The shrew moles (Uropsilus) are shrew-like members of the mole family of mammals endemic to the forested, high-alpine region bordering China, Myanmar, and Vietnam. They possess a long snout, a long slender tail, external ears, and small forefeet unspecialized for burrowing. Although they are similar to shrews in size, external appearance, and, presumably, ecological habits, they are nevertheless talpids and considered true moles, as they share a full zygomatic arch with all other moles, while this arch is completely absent in shrews.
The genus is the only one of the subfamily Uropsilinae, which is one of the three main subfamilies of Talpidae, the other two being Talpinae, or Old World moles and relatives; and the Scalopinae, or New World moles.
The genus contains five species:
- Equivalent teeth shrew mole (U. aequodonenia)
- Anderson's shrew mole (U. andersoni)
- Gracile shrew mole (U. gracilis)
- Inquisitive shrew mole (U. investigator)
- Chinese shrew mole (U. soricipes)

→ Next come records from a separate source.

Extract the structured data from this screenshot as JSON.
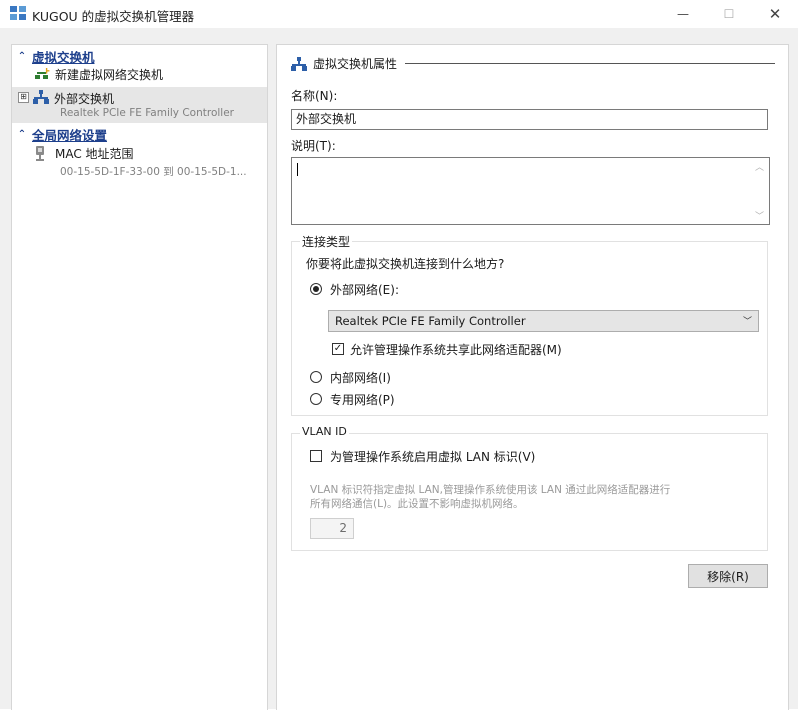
{
  "window": {
    "title": "KUGOU 的虚拟交换机管理器",
    "controls": {
      "minimize": "—",
      "maximize": "☐",
      "close": "✕"
    }
  },
  "sidebar": {
    "section_virtual_switches": {
      "label": "虚拟交换机",
      "chevron": "⌃"
    },
    "new_switch": {
      "label": "新建虚拟网络交换机"
    },
    "external_switch": {
      "label": "外部交换机",
      "sublabel": "Realtek PCIe FE Family Controller",
      "expand": "⊞"
    },
    "section_global": {
      "label": "全局网络设置",
      "chevron": "⌃"
    },
    "mac_range": {
      "label": "MAC 地址范围",
      "sublabel": "00-15-5D-1F-33-00 到 00-15-5D-1..."
    }
  },
  "properties": {
    "header": "虚拟交换机属性",
    "name_label": "名称(N):",
    "name_value": "外部交换机",
    "notes_label": "说明(T):",
    "notes_value": "",
    "connection_type": {
      "title": "连接类型",
      "question": "你要将此虚拟交换机连接到什么地方?",
      "external": {
        "label": "外部网络(E):",
        "selected": true
      },
      "adapter": "Realtek PCIe FE Family Controller",
      "allow_share": {
        "label": "允许管理操作系统共享此网络适配器(M)",
        "checked": true
      },
      "internal": {
        "label": "内部网络(I)",
        "selected": false
      },
      "private": {
        "label": "专用网络(P)",
        "selected": false
      }
    },
    "vlan": {
      "title": "VLAN ID",
      "enable": {
        "label": "为管理操作系统启用虚拟 LAN 标识(V)",
        "checked": false
      },
      "description_line1": "VLAN 标识符指定虚拟 LAN,管理操作系统使用该 LAN 通过此网络适配器进行",
      "description_line2": "所有网络通信(L)。此设置不影响虚拟机网络。",
      "id_value": "2"
    },
    "remove_button": "移除(R)"
  },
  "colors": {
    "link_blue": "#1d3f8c",
    "panel_bg": "#f0f0f0",
    "selected_row": "#e6e6e6"
  }
}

Although each species' official English common name still calls them "shrew moles", Uropsilus today are referred to as "shrew-like moles" to distinguish them from other shrew moles, Neurotrichus gibbsii of North America, and the Urotrichini, or Japanese shrew moles, both of which are morphologically quite different from Uropsilus and are grouped with the Old World Moles and relatives. As a result, the term "shrew-like moles" has been used to refer to Uropsilus, although specific species are still called "shrew moles".
Although little is currently known regarding any aspect of their natural history, Uropsilus are thought to be the most ancestral group of moles, and as such, very similar to the primitive talpid from which all Talpidae have evolved.

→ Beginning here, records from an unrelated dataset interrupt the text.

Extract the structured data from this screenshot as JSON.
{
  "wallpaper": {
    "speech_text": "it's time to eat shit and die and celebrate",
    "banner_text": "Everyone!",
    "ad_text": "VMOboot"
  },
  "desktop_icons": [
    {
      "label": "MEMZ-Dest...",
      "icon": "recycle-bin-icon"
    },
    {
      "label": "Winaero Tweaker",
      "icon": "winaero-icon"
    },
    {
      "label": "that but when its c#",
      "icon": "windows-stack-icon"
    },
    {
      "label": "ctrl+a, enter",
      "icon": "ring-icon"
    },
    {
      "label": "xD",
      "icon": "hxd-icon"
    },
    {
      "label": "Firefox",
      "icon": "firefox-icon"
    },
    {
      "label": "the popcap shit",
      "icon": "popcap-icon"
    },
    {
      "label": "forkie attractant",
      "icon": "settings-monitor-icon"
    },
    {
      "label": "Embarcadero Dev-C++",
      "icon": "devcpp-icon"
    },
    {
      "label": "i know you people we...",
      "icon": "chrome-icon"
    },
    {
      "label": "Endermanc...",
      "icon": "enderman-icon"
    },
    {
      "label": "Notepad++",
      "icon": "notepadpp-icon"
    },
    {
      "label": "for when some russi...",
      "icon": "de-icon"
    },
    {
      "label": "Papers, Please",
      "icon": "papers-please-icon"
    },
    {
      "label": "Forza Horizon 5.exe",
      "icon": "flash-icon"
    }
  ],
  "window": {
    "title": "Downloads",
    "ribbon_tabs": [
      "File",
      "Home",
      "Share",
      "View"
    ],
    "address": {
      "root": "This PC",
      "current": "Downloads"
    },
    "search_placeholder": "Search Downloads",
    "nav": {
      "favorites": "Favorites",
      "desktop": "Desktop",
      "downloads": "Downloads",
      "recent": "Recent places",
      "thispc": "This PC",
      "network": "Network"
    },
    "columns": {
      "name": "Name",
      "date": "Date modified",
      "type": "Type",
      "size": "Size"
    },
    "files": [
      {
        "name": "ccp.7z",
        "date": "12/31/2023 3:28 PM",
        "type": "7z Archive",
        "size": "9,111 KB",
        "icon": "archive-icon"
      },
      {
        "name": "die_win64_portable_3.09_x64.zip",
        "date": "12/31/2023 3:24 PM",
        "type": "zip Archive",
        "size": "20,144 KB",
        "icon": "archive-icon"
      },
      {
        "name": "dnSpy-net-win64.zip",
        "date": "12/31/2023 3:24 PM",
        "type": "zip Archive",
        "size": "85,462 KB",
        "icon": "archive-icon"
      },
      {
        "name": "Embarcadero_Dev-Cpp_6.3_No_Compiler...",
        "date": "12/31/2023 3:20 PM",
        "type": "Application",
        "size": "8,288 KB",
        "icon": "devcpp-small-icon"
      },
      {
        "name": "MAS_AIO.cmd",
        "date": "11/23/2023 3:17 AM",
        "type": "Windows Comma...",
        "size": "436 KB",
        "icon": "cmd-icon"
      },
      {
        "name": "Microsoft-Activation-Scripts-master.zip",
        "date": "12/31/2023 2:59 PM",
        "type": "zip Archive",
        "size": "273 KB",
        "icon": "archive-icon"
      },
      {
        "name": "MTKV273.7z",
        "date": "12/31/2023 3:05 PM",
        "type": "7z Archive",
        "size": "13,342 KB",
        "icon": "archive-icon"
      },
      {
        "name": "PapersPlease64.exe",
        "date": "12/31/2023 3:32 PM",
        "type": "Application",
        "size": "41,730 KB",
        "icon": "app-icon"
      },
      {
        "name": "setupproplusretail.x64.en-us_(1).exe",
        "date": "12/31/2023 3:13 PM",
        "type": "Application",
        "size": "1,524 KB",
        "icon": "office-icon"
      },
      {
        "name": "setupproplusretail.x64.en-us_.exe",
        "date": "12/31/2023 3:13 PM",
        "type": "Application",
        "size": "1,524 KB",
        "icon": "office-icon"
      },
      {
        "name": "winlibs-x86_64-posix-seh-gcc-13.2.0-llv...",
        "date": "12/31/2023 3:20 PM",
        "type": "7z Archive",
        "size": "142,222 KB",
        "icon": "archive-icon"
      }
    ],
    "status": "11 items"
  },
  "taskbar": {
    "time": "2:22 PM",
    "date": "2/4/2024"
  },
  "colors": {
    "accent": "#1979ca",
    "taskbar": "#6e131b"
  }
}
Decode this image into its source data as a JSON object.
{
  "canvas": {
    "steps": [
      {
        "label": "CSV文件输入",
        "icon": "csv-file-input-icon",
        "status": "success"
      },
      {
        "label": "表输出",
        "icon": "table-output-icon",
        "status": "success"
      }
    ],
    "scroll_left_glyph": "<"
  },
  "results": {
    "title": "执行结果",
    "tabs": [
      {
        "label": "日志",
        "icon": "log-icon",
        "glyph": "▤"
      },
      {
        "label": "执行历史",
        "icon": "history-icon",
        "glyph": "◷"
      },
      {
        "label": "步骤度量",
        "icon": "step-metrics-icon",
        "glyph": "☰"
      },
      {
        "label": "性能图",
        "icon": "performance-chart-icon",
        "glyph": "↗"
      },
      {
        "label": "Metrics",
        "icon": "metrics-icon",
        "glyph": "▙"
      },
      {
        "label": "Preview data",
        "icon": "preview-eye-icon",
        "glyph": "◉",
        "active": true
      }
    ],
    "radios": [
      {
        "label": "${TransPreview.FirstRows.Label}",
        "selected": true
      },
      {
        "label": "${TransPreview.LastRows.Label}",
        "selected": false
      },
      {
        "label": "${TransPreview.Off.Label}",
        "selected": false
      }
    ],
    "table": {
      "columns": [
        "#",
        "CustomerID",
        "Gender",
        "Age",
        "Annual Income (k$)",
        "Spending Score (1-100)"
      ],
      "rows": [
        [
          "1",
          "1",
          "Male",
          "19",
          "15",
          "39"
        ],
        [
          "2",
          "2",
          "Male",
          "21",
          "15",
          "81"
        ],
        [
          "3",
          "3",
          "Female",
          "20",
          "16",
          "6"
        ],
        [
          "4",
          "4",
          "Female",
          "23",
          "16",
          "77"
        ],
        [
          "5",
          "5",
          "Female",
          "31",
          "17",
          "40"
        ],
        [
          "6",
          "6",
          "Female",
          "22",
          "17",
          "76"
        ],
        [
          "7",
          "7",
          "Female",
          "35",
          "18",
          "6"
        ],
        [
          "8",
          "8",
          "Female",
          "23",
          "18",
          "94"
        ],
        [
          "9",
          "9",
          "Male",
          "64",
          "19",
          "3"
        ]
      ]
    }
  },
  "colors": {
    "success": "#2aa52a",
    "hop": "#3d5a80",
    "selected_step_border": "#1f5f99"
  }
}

- Hutterer, R. (2005). "Genus Uropsilus". In Wilson, D.E.; Reeder, D.M. (eds.). Mammal Species of the World: A Taxonomic and Geographic Reference (3rd ed.). Johns Hopkins University Press. ISBN 978-0-8018-8221-0. OCLC 62265494.

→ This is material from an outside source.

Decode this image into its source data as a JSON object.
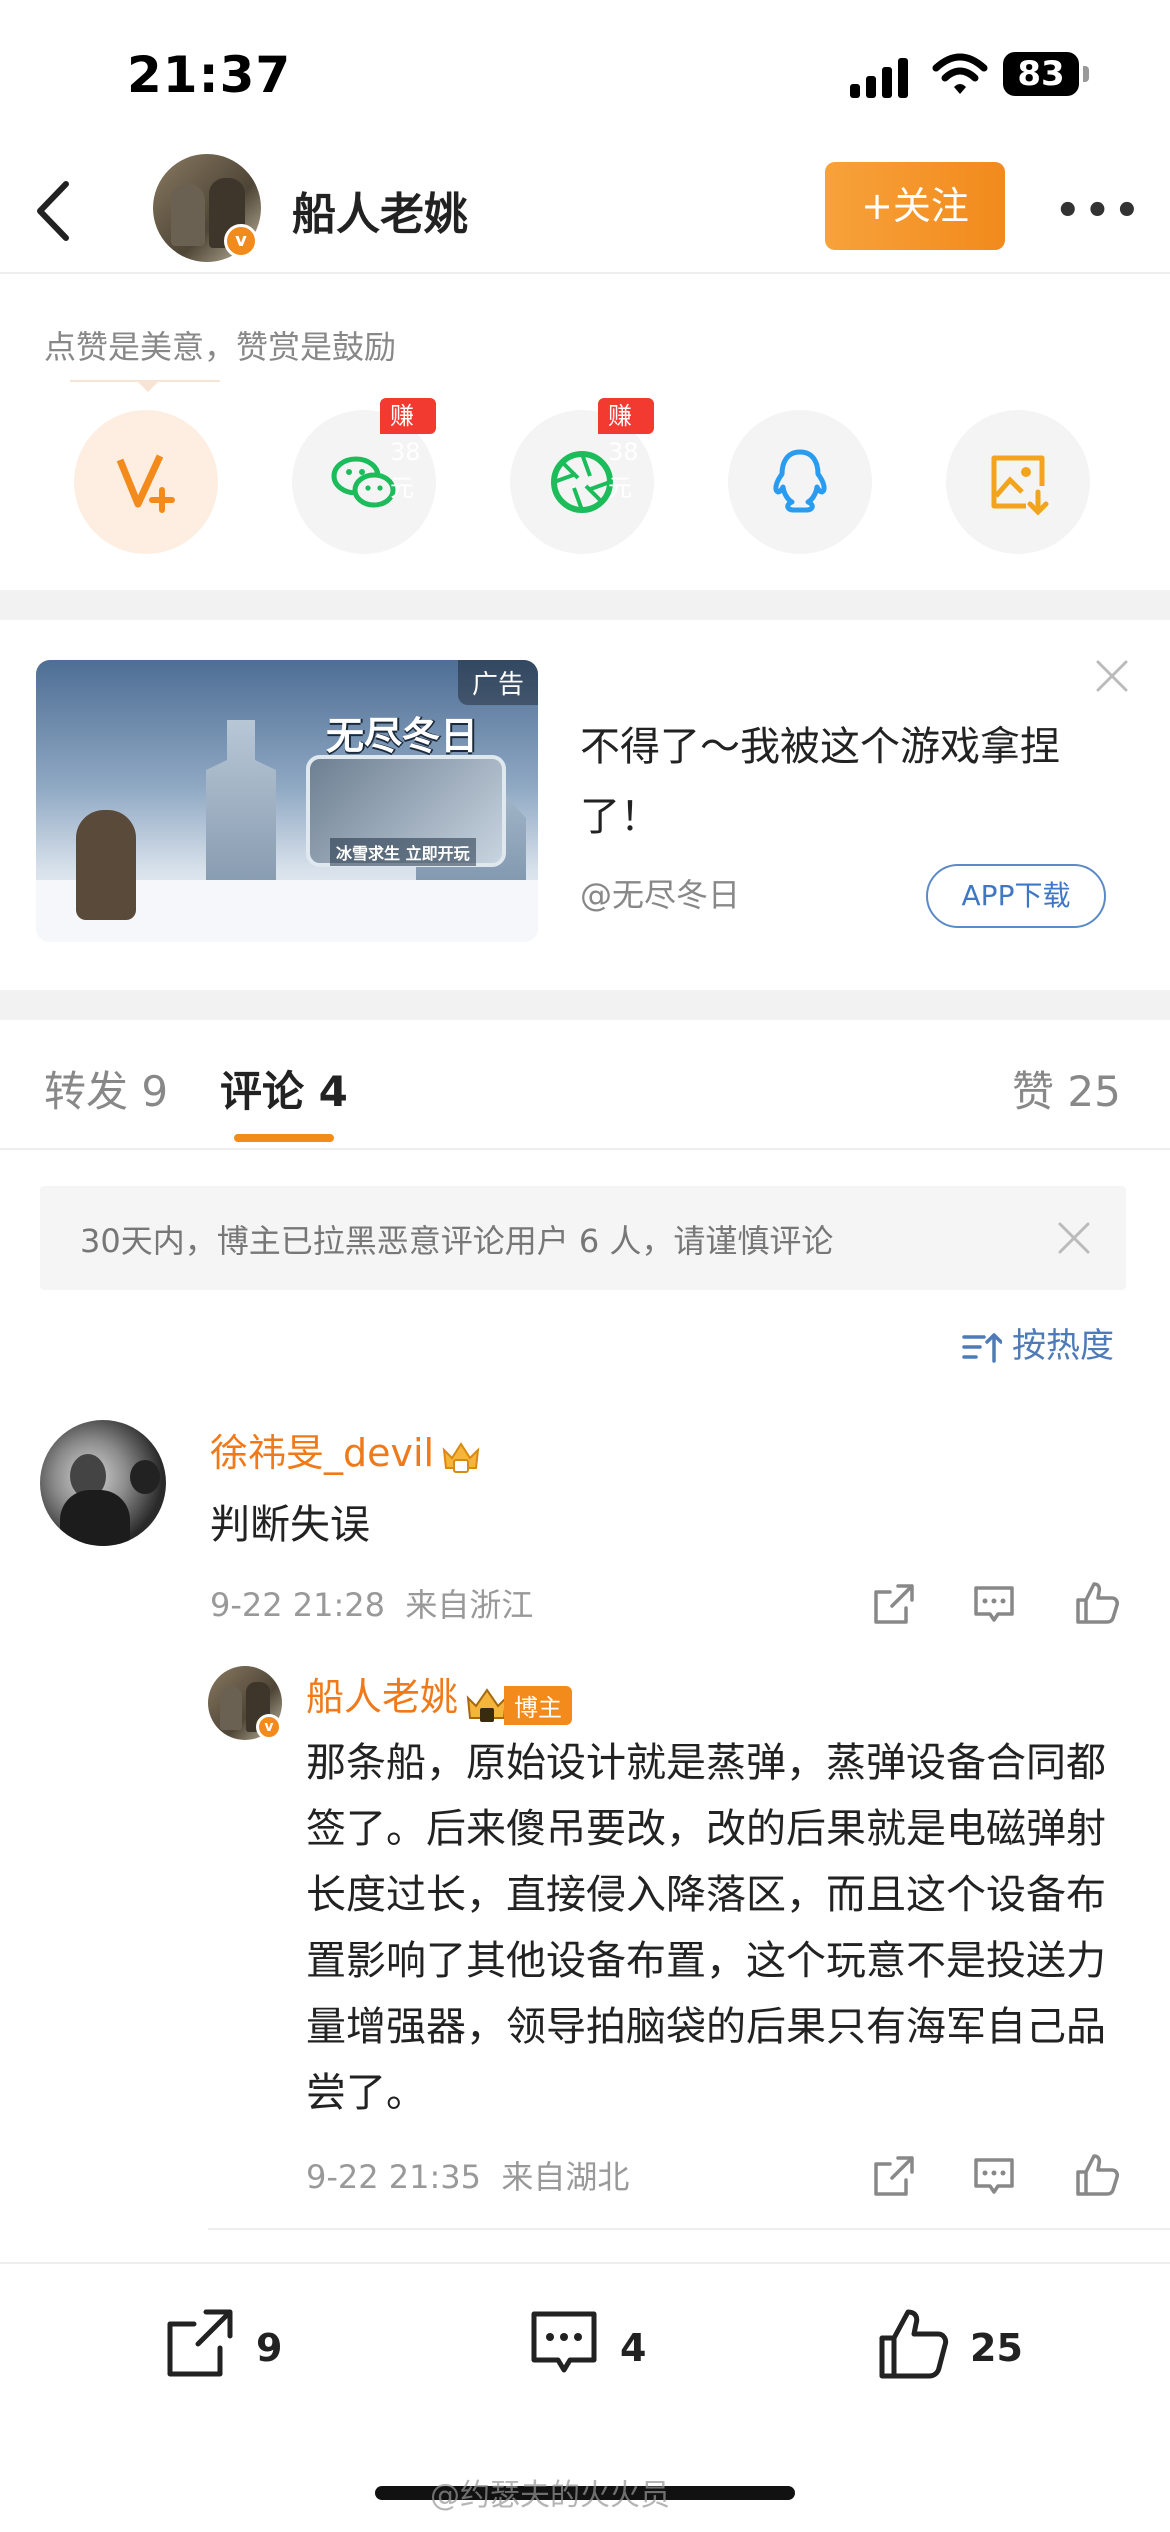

- Smith, Andrew T.; Xie, Yan; Hoffmann, Robert S.; Lunde, Darrin; McKinnon, John; Wilson, Don E.; Wozencraft, W. Chris (2010). A Guide to the Mammals of China. Princeton University Press.
|This article about a eulipotyphlan is a stub. You can help Wikipedia by expanding it.|